Martin Townsend, Director of Sustainability, BRE Global Limited
Martin has a diverse professional background, covering all aspects of the built environment, from advising UK ministers when he was an advisor in government, to his time as a regulator in the Environment Agency, and working as a civil engineer. He joined BRE as Director of BREEAM in 2008 to drive BREEAM forward in the UK and internationally. He works closely with the construction industry, driving sustainability issues right across the social, economic and environmental agenda.
Christopher Hay, National Sales Manager, Cosentino UK
Chris heads up the commercial department of Cosentino UK, a company whose portfolio of products covers all aspects of surface applications, from Dekton façades to Silestone Vanities. With 17 years’ industry experience under his belt, Chris has witnessed the increased demand for design-led materials to offer the added value of sustainability and is a keen advocate that specifying the right product early on will help ensure this happens.
Tony Matters, Creative Director, Faber
Tony is Founder and Creative Director of Faber, a specialist interior design and branding agency for the F&B sector, working for leading chefs, restaurateurs, hotels and retailers across the UK. He has 20 years’ experience working with global brands and independent businesses, with a particular focus on F&B design.
Peter Swallow, Senior Project Architect, Grimshaw

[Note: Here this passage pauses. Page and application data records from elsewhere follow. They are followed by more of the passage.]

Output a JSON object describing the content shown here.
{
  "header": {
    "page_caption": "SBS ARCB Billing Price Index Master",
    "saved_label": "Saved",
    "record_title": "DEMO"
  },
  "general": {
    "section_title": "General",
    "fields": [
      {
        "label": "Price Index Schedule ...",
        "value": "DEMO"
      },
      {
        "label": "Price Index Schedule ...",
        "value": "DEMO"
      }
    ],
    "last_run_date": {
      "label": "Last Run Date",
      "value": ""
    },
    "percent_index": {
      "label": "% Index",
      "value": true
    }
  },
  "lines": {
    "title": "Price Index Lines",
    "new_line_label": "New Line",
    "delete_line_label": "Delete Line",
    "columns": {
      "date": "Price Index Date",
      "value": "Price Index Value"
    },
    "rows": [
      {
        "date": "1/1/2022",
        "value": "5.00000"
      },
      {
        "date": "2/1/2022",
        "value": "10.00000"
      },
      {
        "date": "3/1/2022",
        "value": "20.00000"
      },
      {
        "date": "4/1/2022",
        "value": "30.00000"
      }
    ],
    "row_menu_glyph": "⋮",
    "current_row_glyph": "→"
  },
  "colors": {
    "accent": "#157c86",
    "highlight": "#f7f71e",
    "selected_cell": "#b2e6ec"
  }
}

Peter has over 10 years’ experience, delivering projects across the United Kingdom, Australia and the Middle East. He aspires to surpass client expectations, through the application of biometrics and sustainable design methodologies to maximise energy efficiency and enhance human wellbeing. Peter is also a member of Grimshaw’s Project Sustainability Group, providing in-house support and training to ensure sustainable decision-making is embedded throughout all phases of a project’s lifecycle.

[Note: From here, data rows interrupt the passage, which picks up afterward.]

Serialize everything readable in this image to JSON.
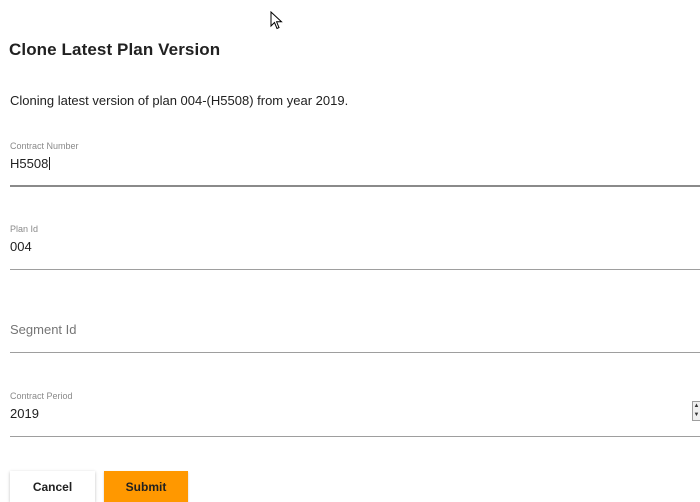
{
  "dialog": {
    "title": "Clone Latest Plan Version",
    "description": "Cloning latest version of plan 004-(H5508) from year 2019."
  },
  "fields": {
    "contract_number": {
      "label": "Contract Number",
      "value": "H5508"
    },
    "plan_id": {
      "label": "Plan Id",
      "value": "004"
    },
    "segment_id": {
      "label": "Segment Id",
      "value": ""
    },
    "contract_period": {
      "label": "Contract Period",
      "value": "2019"
    }
  },
  "buttons": {
    "cancel_label": "Cancel",
    "submit_label": "Submit"
  },
  "colors": {
    "accent": "#ff9800",
    "underline": "#9e9e9e",
    "label": "#8a8a8a"
  },
  "icons": {
    "cursor": "mouse-pointer-icon",
    "spinner": "number-spinner-icon"
  }
}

Bottom Row (L-R)
Phil Gray, Associate, Head of Sustainability, BDP
Philip is Head of Sustainability at BDP. The group sits within BDP’s Environmental Design Studio, which includes engineers, lighting designers and acousticians. He has successfully delivered a wide range of projects for public and commercial clients across the UK. He is currently spearheading BDP’s post-occupancy evaluation work-stream through engagement with past clients to develop a portfolio of projects and data that can be used to substantiate or improve BDP’s design quality.

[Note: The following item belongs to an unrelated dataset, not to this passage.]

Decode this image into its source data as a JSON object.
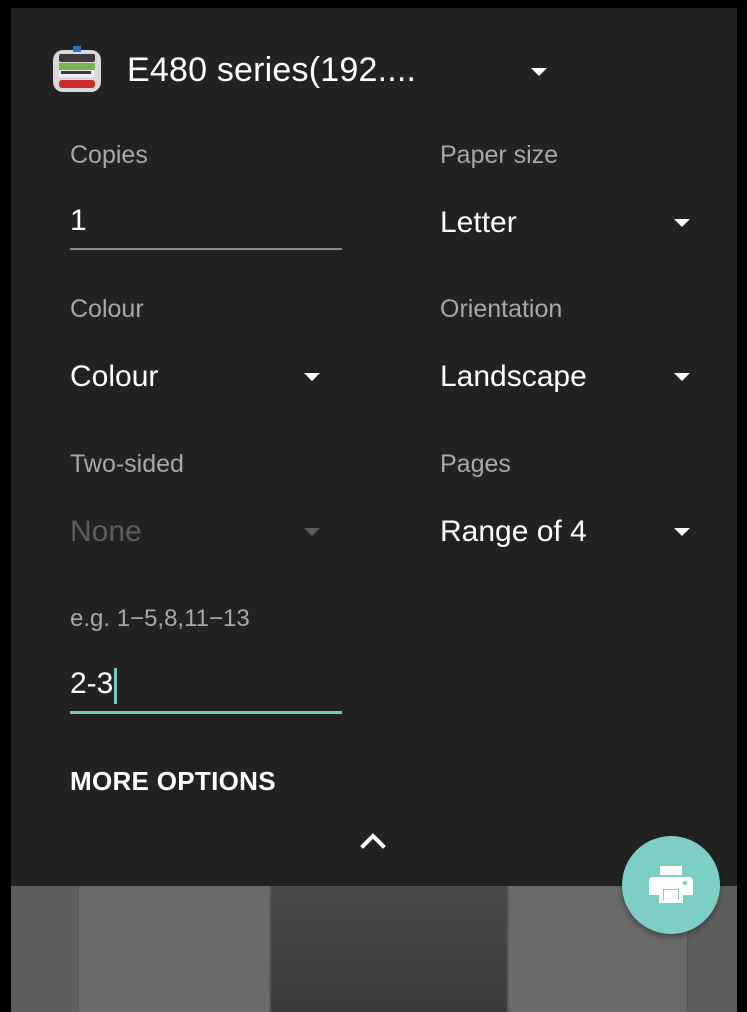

Jane Lawrence, Head of Interiors, Knight Dragon Developments
Jane is Head of Interiors at Knight Dragon Developments and is working on the regeneration of Greenwich Peninsula. She was a Director at The Manser Practice until 2015 – and prior to that a `director at Conran + Partners. During her 16 years with C+P she was responsible for interiors projects in the residential, museum and hospitality sectors.
Jane is a regular contributor to design debates for a number of periodicals, is a speaker at conferences, including The Sleep Conference, and an Associate Lecturer at UAL and UEL.
Una Barac, Executive Director, Artelior
Una runs her own architecture and interior design studio, Artelior. She has made a name for herself through her innovative design work across Europe – from leading the design team for the ‘Shaded White’ bedroom, which won a Sleep Hotel Best Room Design award, to the recent award winning MGallery by Sofitel Resort & Spa in Sarajevo. Over the last 15 years, Una has focused her work on the hospitality sector, working with noted clients and brands including Four Seasons, Park Plaza, Hilton and InterContinental Hotel Group.
Tim Bowder-Ridger, CEO, Conran and Partners
Tim is an architect who is passionate about creating authentic experiences centered around cultural spirit and personality. He brings his knowledge of the hospitality and residential sectors to design buildings and spaces that reflect local as well as international lifestyle needs and desires. As Senior Partner, he leads the design direction of the practice as a whole, as well as being responsible for the finance and operations of the business. He directly leads on a number of strategic projects, large and small, at home and abroad.